And what better way to celebrate Abitare’s 50th birthday than to rally this host of remarkable, unconventional, restless individuals; show their faces and describe their work, despite the fact that we are well aware that we are only able to catalogue a small part of Italian design’s immense creative workshop. With the invaluable help of Marco Romanelli and Mia Pizzi, Abitare decided to analyse, one by one, those individuals that make up this group, and produce a chronological run-down of those people and their work with design.
We know, of course, that these are not the only people who should be cited when discussing the manufacturing, social and economic miracle that remains, to this day, the driving force behind this country and our balance of trade.
There is also the host of clients, industrialists, suppliers, small and medium-sized enterprises who should be mentioned: in short a whole other, unique set of people, the ones who have given material form to prototypes and products, turned designs into real things, ideas into actual objects, concepts into technological solutions, and revealed to the world what happens when enterprise takes up the challenges set by creative minds.
Then there is a third host: the objects themselves, all those complex, aesthetically pleasing products and utensils that have always filled the pages of magazines like Abitare, the showroom shelves, the furnishing stores, the rooms of our homes.
The host of creative minds presented in sequence on the pages that follow – which are organised by date of birth – would be nothing without these other two groups.
This issue of Abitare reflects for the ways in which, for each and every designer, their lives and experiences have intertwined with their clients as they have exchanged ideas regarding hopes and expectations for the product concerned.
But this is just the beginning.

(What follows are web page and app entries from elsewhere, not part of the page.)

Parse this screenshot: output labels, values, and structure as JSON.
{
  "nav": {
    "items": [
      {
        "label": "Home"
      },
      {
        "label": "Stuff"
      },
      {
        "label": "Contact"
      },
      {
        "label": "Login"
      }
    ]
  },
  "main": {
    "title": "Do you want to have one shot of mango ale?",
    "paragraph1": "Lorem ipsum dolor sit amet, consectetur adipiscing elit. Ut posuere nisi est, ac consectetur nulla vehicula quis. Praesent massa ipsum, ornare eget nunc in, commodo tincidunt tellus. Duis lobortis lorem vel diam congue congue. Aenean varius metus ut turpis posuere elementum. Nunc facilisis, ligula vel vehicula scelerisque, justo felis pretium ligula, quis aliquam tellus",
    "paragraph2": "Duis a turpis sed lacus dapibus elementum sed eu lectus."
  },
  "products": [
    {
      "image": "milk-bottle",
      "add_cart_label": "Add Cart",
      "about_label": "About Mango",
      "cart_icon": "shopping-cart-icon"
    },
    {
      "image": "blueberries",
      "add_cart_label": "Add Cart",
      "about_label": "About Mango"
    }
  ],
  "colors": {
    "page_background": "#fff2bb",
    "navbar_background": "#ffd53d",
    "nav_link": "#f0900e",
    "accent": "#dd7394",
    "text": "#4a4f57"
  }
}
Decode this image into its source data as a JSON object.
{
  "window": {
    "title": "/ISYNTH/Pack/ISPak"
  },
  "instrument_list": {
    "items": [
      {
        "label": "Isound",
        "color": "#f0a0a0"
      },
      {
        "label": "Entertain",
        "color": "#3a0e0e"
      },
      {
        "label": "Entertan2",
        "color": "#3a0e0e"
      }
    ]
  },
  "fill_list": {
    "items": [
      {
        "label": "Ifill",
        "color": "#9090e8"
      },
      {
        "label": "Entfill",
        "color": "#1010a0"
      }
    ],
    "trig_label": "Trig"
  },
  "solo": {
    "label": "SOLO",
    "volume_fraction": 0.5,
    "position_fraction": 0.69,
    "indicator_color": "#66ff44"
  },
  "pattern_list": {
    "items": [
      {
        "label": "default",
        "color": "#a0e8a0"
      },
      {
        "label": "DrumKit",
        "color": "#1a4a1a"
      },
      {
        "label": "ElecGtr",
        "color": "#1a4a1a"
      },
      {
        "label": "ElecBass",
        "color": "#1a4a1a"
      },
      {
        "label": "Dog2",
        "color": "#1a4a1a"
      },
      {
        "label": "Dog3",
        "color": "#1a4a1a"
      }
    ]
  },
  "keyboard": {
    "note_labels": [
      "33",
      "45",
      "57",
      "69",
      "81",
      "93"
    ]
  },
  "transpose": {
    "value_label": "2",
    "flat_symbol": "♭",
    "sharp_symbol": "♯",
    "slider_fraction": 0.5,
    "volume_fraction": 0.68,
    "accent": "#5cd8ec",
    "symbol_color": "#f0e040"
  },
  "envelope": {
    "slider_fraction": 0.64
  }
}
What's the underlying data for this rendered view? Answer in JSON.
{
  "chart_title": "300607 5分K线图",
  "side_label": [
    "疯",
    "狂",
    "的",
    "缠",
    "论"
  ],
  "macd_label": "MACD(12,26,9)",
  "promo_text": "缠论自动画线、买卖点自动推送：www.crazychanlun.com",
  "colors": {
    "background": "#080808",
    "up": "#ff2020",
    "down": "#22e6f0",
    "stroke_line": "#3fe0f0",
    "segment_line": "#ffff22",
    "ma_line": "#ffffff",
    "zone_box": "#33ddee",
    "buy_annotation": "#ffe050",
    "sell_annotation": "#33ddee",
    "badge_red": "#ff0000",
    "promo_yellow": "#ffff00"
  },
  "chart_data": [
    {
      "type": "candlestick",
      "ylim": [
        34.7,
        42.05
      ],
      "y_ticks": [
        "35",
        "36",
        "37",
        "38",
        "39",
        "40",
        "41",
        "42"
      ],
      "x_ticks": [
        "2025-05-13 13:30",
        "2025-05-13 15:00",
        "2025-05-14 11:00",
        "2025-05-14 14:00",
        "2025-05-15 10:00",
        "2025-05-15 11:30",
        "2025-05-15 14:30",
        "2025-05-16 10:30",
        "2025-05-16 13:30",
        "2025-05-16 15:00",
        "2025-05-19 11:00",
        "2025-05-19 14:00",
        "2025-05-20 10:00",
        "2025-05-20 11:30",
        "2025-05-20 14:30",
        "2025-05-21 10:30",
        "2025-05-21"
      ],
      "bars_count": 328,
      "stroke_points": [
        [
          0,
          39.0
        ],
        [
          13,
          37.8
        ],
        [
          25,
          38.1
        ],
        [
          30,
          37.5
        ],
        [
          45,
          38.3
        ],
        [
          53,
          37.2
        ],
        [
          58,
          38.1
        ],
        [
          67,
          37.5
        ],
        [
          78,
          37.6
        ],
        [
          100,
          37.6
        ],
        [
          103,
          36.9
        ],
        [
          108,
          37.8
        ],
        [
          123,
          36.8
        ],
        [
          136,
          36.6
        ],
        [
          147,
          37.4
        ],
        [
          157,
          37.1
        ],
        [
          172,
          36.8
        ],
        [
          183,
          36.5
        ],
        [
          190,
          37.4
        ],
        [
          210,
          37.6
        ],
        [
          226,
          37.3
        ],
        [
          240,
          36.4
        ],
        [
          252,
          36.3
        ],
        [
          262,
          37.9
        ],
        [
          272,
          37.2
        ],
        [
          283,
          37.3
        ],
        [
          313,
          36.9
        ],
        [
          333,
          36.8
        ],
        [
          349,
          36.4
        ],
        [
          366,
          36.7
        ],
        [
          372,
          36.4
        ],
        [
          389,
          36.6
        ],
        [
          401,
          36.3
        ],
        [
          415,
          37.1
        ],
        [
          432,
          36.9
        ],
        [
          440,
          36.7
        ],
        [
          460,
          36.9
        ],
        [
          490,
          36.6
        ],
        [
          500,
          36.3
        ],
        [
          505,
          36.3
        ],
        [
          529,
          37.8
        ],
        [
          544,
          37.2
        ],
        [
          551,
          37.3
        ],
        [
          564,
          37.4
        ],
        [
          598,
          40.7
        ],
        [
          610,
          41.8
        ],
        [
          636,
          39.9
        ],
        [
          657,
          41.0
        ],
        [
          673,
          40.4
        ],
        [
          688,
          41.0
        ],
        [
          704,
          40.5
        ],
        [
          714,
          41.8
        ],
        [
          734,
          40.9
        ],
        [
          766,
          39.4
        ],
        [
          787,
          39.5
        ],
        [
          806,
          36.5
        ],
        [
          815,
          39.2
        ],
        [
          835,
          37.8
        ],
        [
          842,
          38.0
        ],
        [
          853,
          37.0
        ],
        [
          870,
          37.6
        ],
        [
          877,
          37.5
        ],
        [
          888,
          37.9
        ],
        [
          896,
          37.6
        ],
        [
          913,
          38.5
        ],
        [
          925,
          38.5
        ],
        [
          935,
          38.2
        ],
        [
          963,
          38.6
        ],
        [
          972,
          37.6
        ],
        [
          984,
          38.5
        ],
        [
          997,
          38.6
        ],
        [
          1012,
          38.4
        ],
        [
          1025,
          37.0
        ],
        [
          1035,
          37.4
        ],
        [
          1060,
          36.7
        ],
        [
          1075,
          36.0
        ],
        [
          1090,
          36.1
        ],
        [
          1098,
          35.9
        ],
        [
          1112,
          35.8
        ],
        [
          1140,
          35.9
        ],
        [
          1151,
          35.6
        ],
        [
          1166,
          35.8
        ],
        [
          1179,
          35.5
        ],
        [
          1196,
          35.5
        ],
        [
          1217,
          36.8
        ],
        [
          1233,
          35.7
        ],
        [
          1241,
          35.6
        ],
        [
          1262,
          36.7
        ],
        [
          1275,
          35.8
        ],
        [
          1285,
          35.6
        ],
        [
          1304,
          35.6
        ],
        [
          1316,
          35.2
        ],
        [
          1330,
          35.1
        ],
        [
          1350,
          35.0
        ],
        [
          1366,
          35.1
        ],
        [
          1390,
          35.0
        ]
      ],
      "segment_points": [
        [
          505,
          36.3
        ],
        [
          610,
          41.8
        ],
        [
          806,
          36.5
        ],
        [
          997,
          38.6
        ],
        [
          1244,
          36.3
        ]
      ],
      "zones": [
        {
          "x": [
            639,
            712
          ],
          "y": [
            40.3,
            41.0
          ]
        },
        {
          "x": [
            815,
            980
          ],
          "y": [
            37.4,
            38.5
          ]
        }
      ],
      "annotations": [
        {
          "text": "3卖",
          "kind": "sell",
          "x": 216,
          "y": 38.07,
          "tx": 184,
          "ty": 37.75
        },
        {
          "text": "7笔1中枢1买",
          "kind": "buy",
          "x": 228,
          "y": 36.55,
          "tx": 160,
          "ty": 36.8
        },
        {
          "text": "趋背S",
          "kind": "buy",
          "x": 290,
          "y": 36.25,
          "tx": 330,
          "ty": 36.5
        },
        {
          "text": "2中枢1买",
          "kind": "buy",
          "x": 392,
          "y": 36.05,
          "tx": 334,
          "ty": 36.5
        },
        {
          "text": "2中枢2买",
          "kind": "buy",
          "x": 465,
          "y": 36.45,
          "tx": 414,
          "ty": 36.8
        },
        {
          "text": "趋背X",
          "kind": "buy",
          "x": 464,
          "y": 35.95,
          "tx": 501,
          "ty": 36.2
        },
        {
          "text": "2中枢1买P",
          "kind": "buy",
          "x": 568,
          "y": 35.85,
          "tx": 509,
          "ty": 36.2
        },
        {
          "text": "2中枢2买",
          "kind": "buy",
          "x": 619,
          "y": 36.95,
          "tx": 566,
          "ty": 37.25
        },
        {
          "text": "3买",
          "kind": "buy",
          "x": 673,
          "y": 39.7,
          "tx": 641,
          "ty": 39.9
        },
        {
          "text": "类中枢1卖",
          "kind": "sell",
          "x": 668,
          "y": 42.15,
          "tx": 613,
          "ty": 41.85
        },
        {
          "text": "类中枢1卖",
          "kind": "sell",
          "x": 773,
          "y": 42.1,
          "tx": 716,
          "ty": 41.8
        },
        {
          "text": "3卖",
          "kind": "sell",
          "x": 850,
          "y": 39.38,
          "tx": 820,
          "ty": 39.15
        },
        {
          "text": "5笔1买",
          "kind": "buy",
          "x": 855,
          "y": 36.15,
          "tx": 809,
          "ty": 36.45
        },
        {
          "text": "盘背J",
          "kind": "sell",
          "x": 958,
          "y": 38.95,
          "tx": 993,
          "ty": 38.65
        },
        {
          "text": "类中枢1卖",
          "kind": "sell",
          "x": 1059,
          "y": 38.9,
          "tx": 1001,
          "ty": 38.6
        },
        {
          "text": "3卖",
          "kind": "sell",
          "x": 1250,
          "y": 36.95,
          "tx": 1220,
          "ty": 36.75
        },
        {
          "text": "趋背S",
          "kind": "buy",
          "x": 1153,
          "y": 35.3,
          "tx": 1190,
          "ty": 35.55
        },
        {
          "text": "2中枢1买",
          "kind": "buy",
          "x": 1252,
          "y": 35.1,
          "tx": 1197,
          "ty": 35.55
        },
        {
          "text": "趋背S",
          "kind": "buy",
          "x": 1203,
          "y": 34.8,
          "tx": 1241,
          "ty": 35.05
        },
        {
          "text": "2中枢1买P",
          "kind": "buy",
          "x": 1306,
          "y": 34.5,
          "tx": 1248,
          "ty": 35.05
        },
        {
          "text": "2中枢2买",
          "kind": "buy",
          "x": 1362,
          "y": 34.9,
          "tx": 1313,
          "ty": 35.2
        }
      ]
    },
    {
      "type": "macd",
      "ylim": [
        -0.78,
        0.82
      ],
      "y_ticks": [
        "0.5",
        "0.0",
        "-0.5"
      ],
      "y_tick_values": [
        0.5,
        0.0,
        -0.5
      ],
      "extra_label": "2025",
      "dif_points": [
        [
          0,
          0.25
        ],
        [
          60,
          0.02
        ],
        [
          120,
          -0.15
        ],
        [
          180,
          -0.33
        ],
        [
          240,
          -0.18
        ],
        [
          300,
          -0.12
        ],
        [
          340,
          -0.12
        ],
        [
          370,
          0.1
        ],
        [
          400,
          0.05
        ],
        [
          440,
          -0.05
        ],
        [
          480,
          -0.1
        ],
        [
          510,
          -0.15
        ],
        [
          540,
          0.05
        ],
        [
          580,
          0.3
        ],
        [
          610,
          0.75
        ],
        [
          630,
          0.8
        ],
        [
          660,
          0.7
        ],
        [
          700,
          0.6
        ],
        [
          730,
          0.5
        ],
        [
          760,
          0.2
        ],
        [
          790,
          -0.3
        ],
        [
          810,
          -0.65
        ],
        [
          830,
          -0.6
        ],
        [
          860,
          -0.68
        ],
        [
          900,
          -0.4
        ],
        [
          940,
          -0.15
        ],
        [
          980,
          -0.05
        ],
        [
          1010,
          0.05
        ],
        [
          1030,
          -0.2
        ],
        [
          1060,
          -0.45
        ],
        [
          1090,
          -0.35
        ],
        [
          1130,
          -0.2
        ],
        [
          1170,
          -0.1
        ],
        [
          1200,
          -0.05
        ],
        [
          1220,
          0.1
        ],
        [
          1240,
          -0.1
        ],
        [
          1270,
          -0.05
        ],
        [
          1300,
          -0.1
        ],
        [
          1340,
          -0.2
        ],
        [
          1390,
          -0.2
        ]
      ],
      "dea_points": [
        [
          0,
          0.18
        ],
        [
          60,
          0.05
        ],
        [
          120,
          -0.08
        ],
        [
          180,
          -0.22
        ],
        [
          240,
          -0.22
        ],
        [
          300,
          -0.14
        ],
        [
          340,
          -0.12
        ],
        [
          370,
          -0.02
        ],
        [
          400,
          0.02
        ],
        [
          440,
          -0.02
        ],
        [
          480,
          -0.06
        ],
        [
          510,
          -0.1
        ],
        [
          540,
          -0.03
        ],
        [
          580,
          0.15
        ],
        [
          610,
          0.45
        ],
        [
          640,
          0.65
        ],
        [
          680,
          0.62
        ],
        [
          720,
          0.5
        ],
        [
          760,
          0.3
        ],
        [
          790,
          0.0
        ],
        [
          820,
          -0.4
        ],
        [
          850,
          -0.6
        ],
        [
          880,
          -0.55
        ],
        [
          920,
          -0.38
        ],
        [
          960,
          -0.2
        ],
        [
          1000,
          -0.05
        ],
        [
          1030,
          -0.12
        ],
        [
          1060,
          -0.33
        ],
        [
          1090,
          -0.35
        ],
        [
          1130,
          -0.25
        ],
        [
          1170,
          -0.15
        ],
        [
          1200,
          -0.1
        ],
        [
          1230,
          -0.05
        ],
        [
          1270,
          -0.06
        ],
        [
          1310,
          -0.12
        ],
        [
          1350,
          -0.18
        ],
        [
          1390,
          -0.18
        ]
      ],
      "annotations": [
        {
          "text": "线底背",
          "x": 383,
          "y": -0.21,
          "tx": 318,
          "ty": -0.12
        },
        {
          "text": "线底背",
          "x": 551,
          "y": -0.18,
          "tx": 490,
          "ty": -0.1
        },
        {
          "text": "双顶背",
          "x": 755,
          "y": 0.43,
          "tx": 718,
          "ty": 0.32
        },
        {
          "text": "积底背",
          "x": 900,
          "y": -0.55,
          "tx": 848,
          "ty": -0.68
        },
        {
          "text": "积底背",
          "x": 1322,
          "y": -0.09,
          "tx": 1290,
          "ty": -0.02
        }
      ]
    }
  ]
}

We are convinced that these pages do not just provide excellent subject matter for a 50th birthday celebration; they are also the first, crucial piece of a jigsaw that reconstructs the history of Italian design; another step towards finally building that “design museum” which we have been working on over the last few months with Enzo Mari.
During the 50 years of Abitare’s existence, which have seen a period of extraordinary growth in Italian creativity, and in the ability of firms to take risks and to innovate lifestyles, the architecture and design magazines have always selected what to present and analyse with care, patience and elegance, drawing on this great river of individuals, objects and places. They have looked at different approaches, choices, passions, idiosyncrasies, reactions, advices and sometimes serious critiques. Whether we like it or not, without Abitare and all the other enlightened Italian magazines, there would be no remarkable story to tell.